╭─ Material to process
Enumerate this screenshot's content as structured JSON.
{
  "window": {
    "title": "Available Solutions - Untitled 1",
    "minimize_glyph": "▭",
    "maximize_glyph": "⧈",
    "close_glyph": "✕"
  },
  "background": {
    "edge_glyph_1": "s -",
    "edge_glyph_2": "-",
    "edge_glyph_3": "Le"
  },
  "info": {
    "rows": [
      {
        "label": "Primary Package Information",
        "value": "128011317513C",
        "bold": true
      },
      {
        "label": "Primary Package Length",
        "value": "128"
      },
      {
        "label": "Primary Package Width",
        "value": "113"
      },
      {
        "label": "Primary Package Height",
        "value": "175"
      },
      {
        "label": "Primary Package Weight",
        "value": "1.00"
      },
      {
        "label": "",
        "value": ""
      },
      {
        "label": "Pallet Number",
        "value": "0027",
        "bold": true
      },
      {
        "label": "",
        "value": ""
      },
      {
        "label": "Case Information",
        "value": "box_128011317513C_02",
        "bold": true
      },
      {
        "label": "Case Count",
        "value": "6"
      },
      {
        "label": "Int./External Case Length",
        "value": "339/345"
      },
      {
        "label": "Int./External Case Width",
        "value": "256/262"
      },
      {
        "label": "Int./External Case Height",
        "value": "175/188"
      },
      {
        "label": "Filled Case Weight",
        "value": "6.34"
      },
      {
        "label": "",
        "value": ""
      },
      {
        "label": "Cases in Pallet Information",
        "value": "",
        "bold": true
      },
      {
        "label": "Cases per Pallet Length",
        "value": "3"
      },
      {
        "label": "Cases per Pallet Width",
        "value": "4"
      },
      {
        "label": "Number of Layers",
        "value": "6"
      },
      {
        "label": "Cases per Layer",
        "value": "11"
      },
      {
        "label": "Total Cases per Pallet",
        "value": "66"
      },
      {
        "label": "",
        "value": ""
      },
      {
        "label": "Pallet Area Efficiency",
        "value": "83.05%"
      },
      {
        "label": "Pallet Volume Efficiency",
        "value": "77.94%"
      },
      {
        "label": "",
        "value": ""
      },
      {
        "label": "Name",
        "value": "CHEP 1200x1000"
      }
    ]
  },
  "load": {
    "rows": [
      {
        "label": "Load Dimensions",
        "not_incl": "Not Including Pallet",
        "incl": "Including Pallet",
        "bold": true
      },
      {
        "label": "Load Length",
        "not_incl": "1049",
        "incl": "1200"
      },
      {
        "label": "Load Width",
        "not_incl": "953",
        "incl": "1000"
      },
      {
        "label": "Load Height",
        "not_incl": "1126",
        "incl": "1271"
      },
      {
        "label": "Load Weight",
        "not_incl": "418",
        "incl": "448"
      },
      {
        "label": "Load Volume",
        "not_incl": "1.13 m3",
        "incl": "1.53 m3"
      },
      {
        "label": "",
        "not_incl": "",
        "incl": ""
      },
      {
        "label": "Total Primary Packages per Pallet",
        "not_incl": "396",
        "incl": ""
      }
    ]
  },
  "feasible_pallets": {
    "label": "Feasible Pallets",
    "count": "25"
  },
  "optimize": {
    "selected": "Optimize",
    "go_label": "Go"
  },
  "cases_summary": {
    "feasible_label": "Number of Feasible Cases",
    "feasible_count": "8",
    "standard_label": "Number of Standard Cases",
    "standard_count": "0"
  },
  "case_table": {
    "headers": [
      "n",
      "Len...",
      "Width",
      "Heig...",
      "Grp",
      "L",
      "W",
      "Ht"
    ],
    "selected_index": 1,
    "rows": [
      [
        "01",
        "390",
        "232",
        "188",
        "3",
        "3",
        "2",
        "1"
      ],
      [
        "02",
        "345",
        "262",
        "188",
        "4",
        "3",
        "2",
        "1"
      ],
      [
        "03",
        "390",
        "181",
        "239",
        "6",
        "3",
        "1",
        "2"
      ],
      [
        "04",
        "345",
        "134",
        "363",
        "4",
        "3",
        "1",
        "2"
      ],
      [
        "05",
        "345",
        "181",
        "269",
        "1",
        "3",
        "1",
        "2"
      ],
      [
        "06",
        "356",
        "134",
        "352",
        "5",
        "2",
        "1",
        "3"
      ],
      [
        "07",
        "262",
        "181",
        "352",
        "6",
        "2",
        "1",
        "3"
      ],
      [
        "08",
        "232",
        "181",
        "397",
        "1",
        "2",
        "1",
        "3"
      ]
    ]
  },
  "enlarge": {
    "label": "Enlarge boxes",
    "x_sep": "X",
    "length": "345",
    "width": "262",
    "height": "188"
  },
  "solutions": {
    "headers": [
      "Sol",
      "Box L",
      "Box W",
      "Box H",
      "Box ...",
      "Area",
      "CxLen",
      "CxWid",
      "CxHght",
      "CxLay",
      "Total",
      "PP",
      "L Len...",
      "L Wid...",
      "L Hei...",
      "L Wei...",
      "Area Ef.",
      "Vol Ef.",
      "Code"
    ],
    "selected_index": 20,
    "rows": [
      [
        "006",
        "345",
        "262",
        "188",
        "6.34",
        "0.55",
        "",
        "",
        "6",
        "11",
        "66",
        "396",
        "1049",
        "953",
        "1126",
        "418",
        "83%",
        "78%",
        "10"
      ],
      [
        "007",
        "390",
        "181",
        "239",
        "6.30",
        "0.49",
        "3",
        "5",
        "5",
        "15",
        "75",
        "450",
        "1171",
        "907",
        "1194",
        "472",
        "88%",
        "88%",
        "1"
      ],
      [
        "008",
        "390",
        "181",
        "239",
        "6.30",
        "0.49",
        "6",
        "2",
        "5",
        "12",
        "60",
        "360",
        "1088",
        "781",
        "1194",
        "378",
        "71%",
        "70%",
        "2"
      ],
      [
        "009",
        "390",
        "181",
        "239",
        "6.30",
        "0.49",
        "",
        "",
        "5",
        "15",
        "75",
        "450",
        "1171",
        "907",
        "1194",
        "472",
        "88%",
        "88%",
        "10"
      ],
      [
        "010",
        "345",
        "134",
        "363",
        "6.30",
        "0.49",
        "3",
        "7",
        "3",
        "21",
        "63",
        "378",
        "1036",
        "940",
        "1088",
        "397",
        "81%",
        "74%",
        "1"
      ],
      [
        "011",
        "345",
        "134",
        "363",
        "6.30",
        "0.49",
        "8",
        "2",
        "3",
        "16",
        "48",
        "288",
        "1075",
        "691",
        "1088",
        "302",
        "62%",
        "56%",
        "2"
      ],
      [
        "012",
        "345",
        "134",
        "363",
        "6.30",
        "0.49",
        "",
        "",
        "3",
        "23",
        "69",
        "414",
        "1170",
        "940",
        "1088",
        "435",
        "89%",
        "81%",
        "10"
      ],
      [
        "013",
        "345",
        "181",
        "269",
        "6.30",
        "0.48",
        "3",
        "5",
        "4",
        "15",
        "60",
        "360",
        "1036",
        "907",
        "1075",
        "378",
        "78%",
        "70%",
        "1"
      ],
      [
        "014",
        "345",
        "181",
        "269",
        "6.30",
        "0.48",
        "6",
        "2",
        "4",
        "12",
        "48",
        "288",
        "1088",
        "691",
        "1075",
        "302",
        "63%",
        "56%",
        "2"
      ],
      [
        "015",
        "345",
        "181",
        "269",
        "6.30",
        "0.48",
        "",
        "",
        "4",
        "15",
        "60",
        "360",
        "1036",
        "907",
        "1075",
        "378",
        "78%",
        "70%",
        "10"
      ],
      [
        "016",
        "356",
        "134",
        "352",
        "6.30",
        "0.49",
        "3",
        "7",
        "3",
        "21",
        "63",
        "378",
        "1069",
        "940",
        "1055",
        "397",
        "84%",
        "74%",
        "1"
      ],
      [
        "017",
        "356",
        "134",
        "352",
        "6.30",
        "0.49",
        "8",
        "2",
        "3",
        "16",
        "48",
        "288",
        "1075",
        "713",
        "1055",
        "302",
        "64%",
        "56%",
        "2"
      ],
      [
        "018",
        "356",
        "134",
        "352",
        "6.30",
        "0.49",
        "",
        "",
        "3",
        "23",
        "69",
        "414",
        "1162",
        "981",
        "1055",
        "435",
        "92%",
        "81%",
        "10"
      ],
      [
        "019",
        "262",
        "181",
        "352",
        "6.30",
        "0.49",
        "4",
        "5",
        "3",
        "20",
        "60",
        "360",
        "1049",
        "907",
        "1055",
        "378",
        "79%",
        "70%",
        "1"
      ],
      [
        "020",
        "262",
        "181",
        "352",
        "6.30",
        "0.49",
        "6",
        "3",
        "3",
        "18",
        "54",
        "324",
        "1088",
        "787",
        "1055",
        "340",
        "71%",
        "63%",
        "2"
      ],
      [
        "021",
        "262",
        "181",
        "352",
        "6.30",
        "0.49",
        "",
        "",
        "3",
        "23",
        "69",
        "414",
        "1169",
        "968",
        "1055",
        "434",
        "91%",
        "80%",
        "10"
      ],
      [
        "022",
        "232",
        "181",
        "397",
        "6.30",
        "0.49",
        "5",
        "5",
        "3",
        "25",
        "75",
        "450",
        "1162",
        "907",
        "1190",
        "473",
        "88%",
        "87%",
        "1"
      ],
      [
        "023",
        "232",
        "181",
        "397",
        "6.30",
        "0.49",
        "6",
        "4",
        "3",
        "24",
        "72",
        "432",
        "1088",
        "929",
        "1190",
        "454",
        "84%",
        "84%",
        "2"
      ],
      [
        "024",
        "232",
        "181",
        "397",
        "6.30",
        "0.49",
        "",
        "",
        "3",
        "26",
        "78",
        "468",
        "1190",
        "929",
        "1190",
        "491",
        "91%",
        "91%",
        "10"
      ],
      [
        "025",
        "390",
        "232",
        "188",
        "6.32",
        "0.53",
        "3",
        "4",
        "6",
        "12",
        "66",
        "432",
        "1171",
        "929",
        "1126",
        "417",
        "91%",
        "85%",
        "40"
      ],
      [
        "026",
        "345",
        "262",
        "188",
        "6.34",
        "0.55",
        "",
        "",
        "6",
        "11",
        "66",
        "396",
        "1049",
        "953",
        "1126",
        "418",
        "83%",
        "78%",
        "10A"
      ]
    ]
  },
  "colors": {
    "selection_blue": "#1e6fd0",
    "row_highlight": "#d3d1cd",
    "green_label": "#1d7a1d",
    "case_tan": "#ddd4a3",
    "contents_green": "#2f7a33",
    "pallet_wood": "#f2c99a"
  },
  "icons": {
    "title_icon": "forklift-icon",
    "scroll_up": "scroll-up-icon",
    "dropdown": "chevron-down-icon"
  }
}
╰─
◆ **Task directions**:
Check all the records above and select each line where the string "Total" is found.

◆ **Written answer**:
        "label": "Total Cases per Pallet",
        "label": "Total Primary Packages per Pallet",
      "Total",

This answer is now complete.